Canada pausing use of AstraZeneca vaccine for those below 55
Health officials cite ‘substantial uncertainty’ around rare blood clots and say a risk assessment is under way.
Canada is pausing the use of AstraZeneca’s COVID-19 vaccine for adults below age 55, a top public health officer said on Monday, after an advisory panel cited “substantial uncertainty” around the potential risk of developing rare blood clots.
The National Advisory Committee on Immunization earlier recommended recommended a pause in the use of the AstraZeneca vaccine for Canadians in that age group.
“We are acting decisively with our unified position to pause the use of AstraZeneca vaccine in Canada in those under age 55 at this time,” Canada’s deputy chief public health officer, Howard Njoo, told reporters on Monday afternoon.
“We are taking this precautionary measure while Health Canada, as the regulator, completes its updated risk-benefit analysis based on emerging data.”
Canada is the latest country to temporarily suspend the use of AstraZeneca vaccines after rare cases of blood clots were reported.
Several nations, mostly in Europe, paused the use of the jabs this month, despite assurances from the British-Swedish multinational, European Medicines Agency (EMA) and the World Health Organization (WHO) that the vaccine is safe.
“As of now, we do not know whether some or all of the conditions have been caused by the vaccine or by other coincidental factors,” Hans Kluge, WHO director for Europe, said on March 18. “At this point in time, however, the benefits of the AstraZeneca vaccine far outweigh its risks – and its use should continue, to save lives.”
Last week, Health Canada also tried to reassure Canadians, saying the AstraZeneca vaccine “continues to be safe and effective” and encouraging people to get inoculated with any of the vaccines authorised for use in the country.
Njoo said Canada, which has not had any reports of blood clots to date, has other vaccine options to inoculate its population while the review is underway.
“Adults 55 years of age and older may still be offered the AstraZeneca vaccine given the increased risk of hospitalisation and death due to COVID-19 in this population and since VIPIT reports have been even rarer in that age group,” he added.
On Monday afternoon, the province of Quebec announced that it would temporarily suspend the use of the AstraZeneca vaccine for people below 55 “until expert assessments are completed”.
British Columbia, Alberta, Saskatchewan, Manitoba, Ontario, and Newfoundland and Labrador said they would pause its use for anyone under 55. Prince Edward Island, where the AstraZeneca jab had been offered to residents between the ages of 18 and 29, also temporarily suspended its use.
Canada’s drug regulator approved AstraZeneca in late February, as the government sought to boost its vaccination campaign.
The country is expected to receive 1.5 million doses of the vaccine from the United States on Tuesday, Canadian media have reported.
Health Canada said earlier on Monday that it also would require AstraZeneca to provide “a detailed assessment of the benefits and risks of the vaccine by age and sex in the Canadian context”.
“This information will support the ongoing evaluation of these rare blood clotting events, and allow Health Canada to determine if there are specific groups of people who may be at higher risk.
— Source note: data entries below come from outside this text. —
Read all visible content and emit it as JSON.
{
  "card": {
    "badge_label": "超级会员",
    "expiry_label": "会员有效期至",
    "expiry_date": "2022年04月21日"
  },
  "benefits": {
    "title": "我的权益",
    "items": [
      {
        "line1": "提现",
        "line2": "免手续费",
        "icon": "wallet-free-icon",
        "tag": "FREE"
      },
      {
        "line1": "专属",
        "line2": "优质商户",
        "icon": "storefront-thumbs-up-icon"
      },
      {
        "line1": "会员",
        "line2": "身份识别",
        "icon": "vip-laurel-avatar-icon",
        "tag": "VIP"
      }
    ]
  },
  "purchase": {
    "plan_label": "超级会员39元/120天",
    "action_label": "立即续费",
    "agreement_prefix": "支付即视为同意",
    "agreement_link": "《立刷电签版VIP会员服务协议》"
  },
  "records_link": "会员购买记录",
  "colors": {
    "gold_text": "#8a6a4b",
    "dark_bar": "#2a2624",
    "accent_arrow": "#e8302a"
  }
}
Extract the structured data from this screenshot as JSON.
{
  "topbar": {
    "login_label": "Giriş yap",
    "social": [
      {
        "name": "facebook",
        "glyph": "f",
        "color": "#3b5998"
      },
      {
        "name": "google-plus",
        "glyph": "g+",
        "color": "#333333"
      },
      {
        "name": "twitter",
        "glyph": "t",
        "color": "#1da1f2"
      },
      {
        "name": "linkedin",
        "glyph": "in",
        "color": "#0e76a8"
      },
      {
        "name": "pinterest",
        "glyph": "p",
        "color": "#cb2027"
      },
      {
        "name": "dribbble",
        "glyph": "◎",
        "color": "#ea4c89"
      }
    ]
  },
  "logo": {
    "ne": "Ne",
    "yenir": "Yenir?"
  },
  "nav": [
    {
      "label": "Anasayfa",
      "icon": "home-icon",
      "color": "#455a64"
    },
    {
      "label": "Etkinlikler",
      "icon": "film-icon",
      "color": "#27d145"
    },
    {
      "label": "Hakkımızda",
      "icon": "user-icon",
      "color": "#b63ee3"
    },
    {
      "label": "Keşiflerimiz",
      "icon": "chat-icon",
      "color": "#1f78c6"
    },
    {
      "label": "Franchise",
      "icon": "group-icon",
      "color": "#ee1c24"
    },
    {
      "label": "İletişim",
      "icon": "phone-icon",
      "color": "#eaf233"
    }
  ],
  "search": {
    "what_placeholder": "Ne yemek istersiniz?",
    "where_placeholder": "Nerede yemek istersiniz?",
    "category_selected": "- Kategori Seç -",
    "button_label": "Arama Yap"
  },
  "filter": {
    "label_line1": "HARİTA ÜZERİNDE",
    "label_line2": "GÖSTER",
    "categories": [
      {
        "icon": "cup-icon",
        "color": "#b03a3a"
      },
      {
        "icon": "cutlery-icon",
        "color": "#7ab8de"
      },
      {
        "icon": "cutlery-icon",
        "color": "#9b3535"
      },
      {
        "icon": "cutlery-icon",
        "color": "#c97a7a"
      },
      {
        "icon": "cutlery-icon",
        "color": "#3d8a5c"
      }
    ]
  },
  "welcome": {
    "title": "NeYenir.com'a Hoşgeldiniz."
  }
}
Health Canada has been in discussions with AstraZeneca on this evolving issue,” it said in a statement.